#### EXERCISE DIRECTIONS:
Give the records again. Keep them exact and leave out the images.

=== Begin Enclosure ===

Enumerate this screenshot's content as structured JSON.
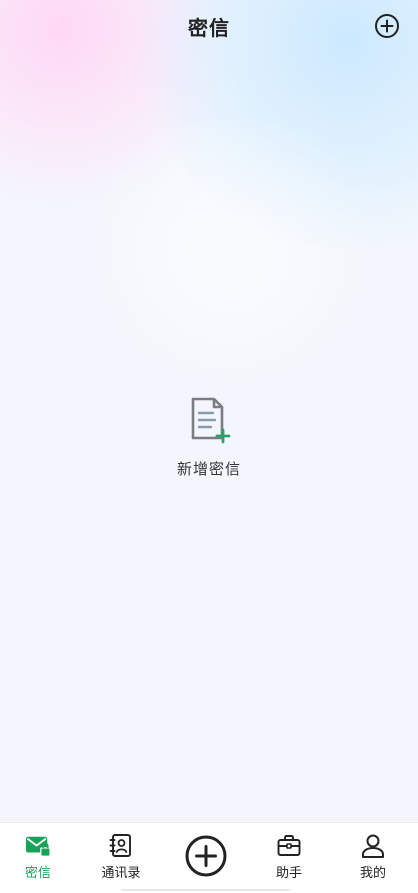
{
  "header": {
    "title": "密信",
    "add_icon": "plus-circle-icon"
  },
  "empty_state": {
    "icon": "new-document-icon",
    "label": "新增密信"
  },
  "tabbar": {
    "tabs": [
      {
        "label": "密信",
        "icon": "mail-lock-icon",
        "active": true
      },
      {
        "label": "通讯录",
        "icon": "contacts-icon",
        "active": false
      },
      {
        "label": "助手",
        "icon": "briefcase-icon",
        "active": false
      },
      {
        "label": "我的",
        "icon": "user-icon",
        "active": false
      }
    ],
    "center_icon": "plus-circle-icon"
  },
  "colors": {
    "accent": "#19a35a",
    "doc_green": "#2f9e68",
    "icon_dark": "#222222",
    "doc_gray": "#7a7d82"
  }
}
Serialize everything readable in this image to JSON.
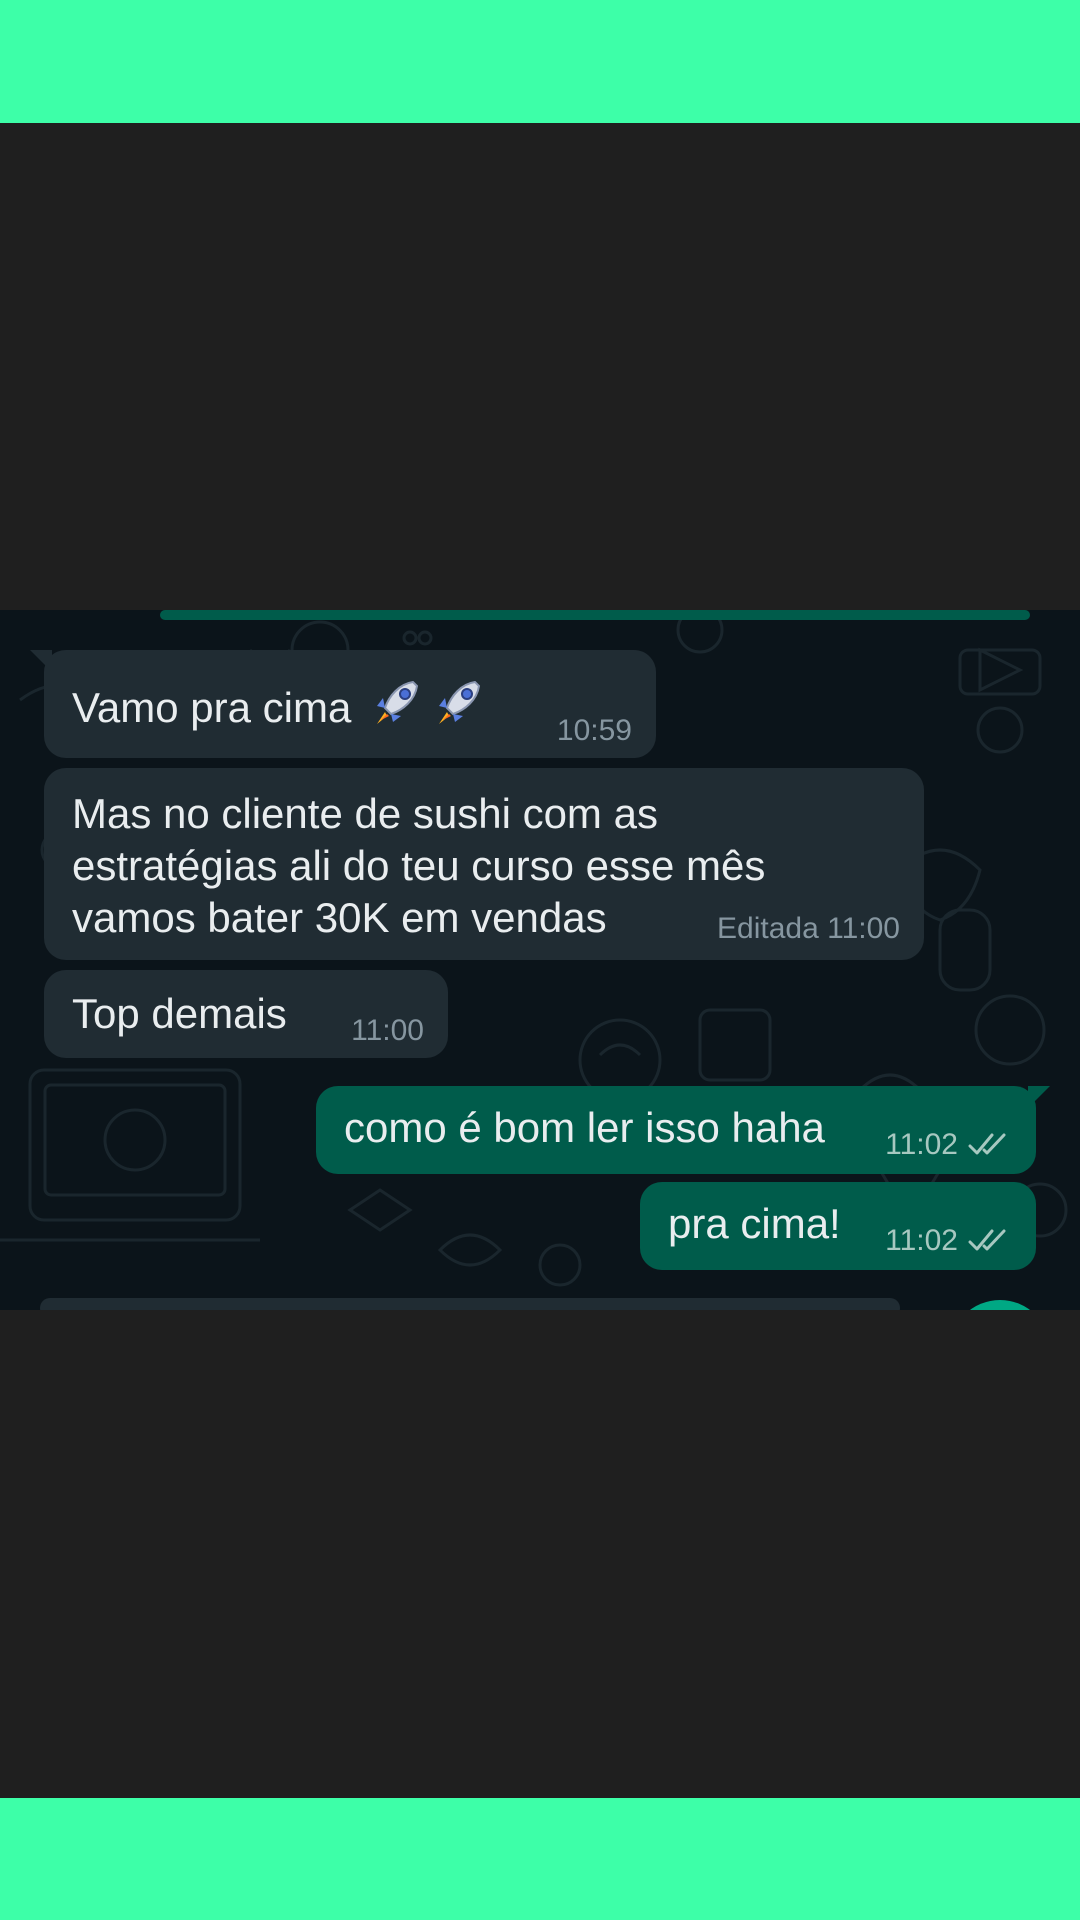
{
  "colors": {
    "accent_band": "#3dffa8",
    "chat_background": "#0b141a",
    "incoming_bubble": "#202c33",
    "outgoing_bubble": "#005c4b",
    "text": "#e9edef",
    "meta_text": "#8696a0",
    "read_ticks": "#a7c8c0"
  },
  "messages": [
    {
      "direction": "incoming",
      "text": "Vamo pra cima",
      "emoji": [
        "rocket-icon",
        "rocket-icon"
      ],
      "time": "10:59"
    },
    {
      "direction": "incoming",
      "lines": [
        "Mas no cliente de sushi com as",
        "estratégias ali do teu curso esse mês",
        "vamos bater 30K em vendas"
      ],
      "edited_label": "Editada",
      "time": "11:00"
    },
    {
      "direction": "incoming",
      "text": "Top demais",
      "time": "11:00"
    },
    {
      "direction": "outgoing",
      "text": "como é bom ler isso haha",
      "time": "11:02",
      "status": "double-check-icon"
    },
    {
      "direction": "outgoing",
      "text": "pra cima!",
      "time": "11:02",
      "status": "double-check-icon"
    }
  ]
}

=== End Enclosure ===

#### TASK RESPONSE:
Enumerate this screenshot's content as structured JSON.
{
  "header": {
    "title": "密信",
    "add_icon": "plus-circle-icon"
  },
  "empty_state": {
    "icon": "new-document-icon",
    "label": "新增密信"
  },
  "tabbar": {
    "tabs": [
      {
        "label": "密信",
        "icon": "mail-lock-icon",
        "active": true
      },
      {
        "label": "通讯录",
        "icon": "contacts-icon",
        "active": false
      },
      {
        "label": "助手",
        "icon": "briefcase-icon",
        "active": false
      },
      {
        "label": "我的",
        "icon": "user-icon",
        "active": false
      }
    ],
    "center_icon": "plus-circle-icon"
  },
  "colors": {
    "accent": "#19a35a",
    "doc_green": "#2f9e68",
    "icon_dark": "#222222",
    "doc_gray": "#7a7d82"
  }
}
Serialize everything readable in this image to JSON.
{
  "colors": {
    "accent_band": "#3dffa8",
    "chat_background": "#0b141a",
    "incoming_bubble": "#202c33",
    "outgoing_bubble": "#005c4b",
    "text": "#e9edef",
    "meta_text": "#8696a0",
    "read_ticks": "#a7c8c0"
  },
  "messages": [
    {
      "direction": "incoming",
      "text": "Vamo pra cima",
      "emoji": [
        "rocket-icon",
        "rocket-icon"
      ],
      "time": "10:59"
    },
    {
      "direction": "incoming",
      "lines": [
        "Mas no cliente de sushi com as",
        "estratégias ali do teu curso esse mês",
        "vamos bater 30K em vendas"
      ],
      "edited_label": "Editada",
      "time": "11:00"
    },
    {
      "direction": "incoming",
      "text": "Top demais",
      "time": "11:00"
    },
    {
      "direction": "outgoing",
      "text": "como é bom ler isso haha",
      "time": "11:02",
      "status": "double-check-icon"
    },
    {
      "direction": "outgoing",
      "text": "pra cima!",
      "time": "11:02",
      "status": "double-check-icon"
    }
  ]
}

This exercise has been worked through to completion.